Exchange rate margin for Cypriot banks: 2%-2.2%.
Currency risk exposure
Traditional banks' antiquated service brings the need to maximise your international payments into sharp focus. Not least when it comes to your exposure to currency market risk, which - along with transfer fees - can erode the amount of money that arrives back in the UK.
Currencies are traded around the clock - 24 hours a day. Therefore, the value of the pound against other currencies is constantly changing - not just daily but by the minute. Why do they fluctuate in value? Currencies strengthen and weaken each day because banks and investors purchase huge volumes in response to political and economic news: positive news about a country typically causes the value of the currency to rise (“strengthen”), while bad news causes it to fall (“weaken”).
We also know when they might move because we often know the timing of political events that might influence them, and the economic calendar shows us when influential economic data will be released. However, there will also be news that happens without warning - anything from an unexpected surge in US nonfarm payrolls to a fall in the price of bauxite.
What we cannot predict – and no one can – is whether they will move up or down or by how much. Even slight fluctuations can make a big difference to the price of your international payments. In some instances, the impact of the political and economic variables that influence exchange rates can be severe, as has been proved in recent times. For example, in March 2022 the pound slumped to the lowest since December 2020 as traders flocked to the safe-haven dollar amid an escalation in the Ukraine war.
Before the pandemic struck, this exposure to currency market risk had the potential to drive up the cost of sending money overseas if left unaccounted for. Since then, however, the importance of mitigating the impact of exchange rate fluctuations on the cost of your international payments has been magnified. This has shone a spotlight on the need to seek the services of a currency specialist.
There is a cost-effective, convenient and transparent alternative to traditional banks, for which international payments are not a core service: currency brokers. These market specialists pride themselves on removing hidden fees from the transfer process and offering a bespoke personal service that allows you to access the best exchange rates possible.
Clear Currency specialises in helping individuals and businesses that are exposed to currency market risk save money when making international payments. Converting large sums of money into another currency and transferring them overseas can be daunting and confusing. Aware of this, we use our knowledge and experience to cut through the jargon and provide you with a friendly and personal service.
We recognise that it’s impossible to accurately predict how exchange rates will perform; therefore, it’s prudent to plan for all eventualities. With this in mind, we will assign you a dedicated account manager. In addition to helping you benefit from quick, easy, reliable and secure transfers, they can help you mitigate the impact of currency risk on the profits from your property sale.
Your account manager will work in partnership with you throughout the selling process - not just when the time comes to transfer your proceeds back home.
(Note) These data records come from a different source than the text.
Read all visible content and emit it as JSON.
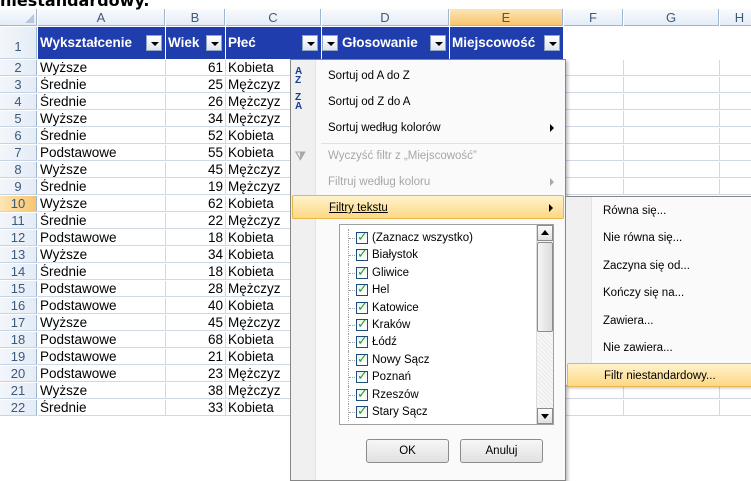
{
  "heading": "niestandardowy.",
  "columns": [
    "A",
    "B",
    "C",
    "D",
    "E",
    "F",
    "G",
    "H"
  ],
  "header_row": {
    "row": "1",
    "cells": [
      "Wykształcenie",
      "Wiek",
      "Płeć",
      "Głosowanie",
      "Miejscowość"
    ]
  },
  "rows": [
    {
      "n": "2",
      "edu": "Wyższe",
      "age": "61",
      "sex": "Kobieta"
    },
    {
      "n": "3",
      "edu": "Średnie",
      "age": "25",
      "sex": "Mężczyz"
    },
    {
      "n": "4",
      "edu": "Średnie",
      "age": "26",
      "sex": "Mężczyz"
    },
    {
      "n": "5",
      "edu": "Wyższe",
      "age": "34",
      "sex": "Mężczyz"
    },
    {
      "n": "6",
      "edu": "Średnie",
      "age": "52",
      "sex": "Kobieta"
    },
    {
      "n": "7",
      "edu": "Podstawowe",
      "age": "55",
      "sex": "Kobieta"
    },
    {
      "n": "8",
      "edu": "Wyższe",
      "age": "45",
      "sex": "Mężczyz"
    },
    {
      "n": "9",
      "edu": "Średnie",
      "age": "19",
      "sex": "Mężczyz"
    },
    {
      "n": "10",
      "edu": "Wyższe",
      "age": "62",
      "sex": "Kobieta"
    },
    {
      "n": "11",
      "edu": "Średnie",
      "age": "22",
      "sex": "Mężczyz"
    },
    {
      "n": "12",
      "edu": "Podstawowe",
      "age": "18",
      "sex": "Kobieta"
    },
    {
      "n": "13",
      "edu": "Wyższe",
      "age": "34",
      "sex": "Kobieta"
    },
    {
      "n": "14",
      "edu": "Średnie",
      "age": "18",
      "sex": "Kobieta"
    },
    {
      "n": "15",
      "edu": "Podstawowe",
      "age": "28",
      "sex": "Mężczyz"
    },
    {
      "n": "16",
      "edu": "Podstawowe",
      "age": "40",
      "sex": "Kobieta"
    },
    {
      "n": "17",
      "edu": "Wyższe",
      "age": "45",
      "sex": "Mężczyz"
    },
    {
      "n": "18",
      "edu": "Podstawowe",
      "age": "68",
      "sex": "Kobieta"
    },
    {
      "n": "19",
      "edu": "Podstawowe",
      "age": "21",
      "sex": "Kobieta"
    },
    {
      "n": "20",
      "edu": "Podstawowe",
      "age": "23",
      "sex": "Mężczyz"
    },
    {
      "n": "21",
      "edu": "Wyższe",
      "age": "38",
      "sex": "Mężczyz"
    },
    {
      "n": "22",
      "edu": "Średnie",
      "age": "33",
      "sex": "Kobieta"
    }
  ],
  "menu": {
    "sort_az": "Sortuj od A do Z",
    "sort_za": "Sortuj od Z do A",
    "sort_color": "Sortuj według kolorów",
    "clear_filter": "Wyczyść filtr z „Miejscowość”",
    "filter_color": "Filtruj według koloru",
    "text_filters": "Filtry tekstu",
    "icons": {
      "sort_az": "sort-ascending-icon",
      "sort_za": "sort-descending-icon",
      "clear": "clear-filter-icon"
    }
  },
  "checklist": [
    "(Zaznacz wszystko)",
    "Białystok",
    "Gliwice",
    "Hel",
    "Katowice",
    "Kraków",
    "Łódź",
    "Nowy Sącz",
    "Poznań",
    "Rzeszów",
    "Stary Sącz"
  ],
  "buttons": {
    "ok": "OK",
    "cancel": "Anuluj"
  },
  "submenu": [
    "Równa się...",
    "Nie równa się...",
    "Zaczyna się od...",
    "Kończy się na...",
    "Zawiera...",
    "Nie zawiera...",
    "Filtr niestandardowy..."
  ],
  "colors": {
    "header_bg": "#1f3dad",
    "highlight": "#fcd883"
  }
}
Because fluctuating exchange rates make it hard to judge how much money will make it back into your bank account, your dedicated expert can help you execute a forward contract. This allows you to lock in an exchange rate for a date in the future, securing the value of your transfer should the selling process take longer than expected.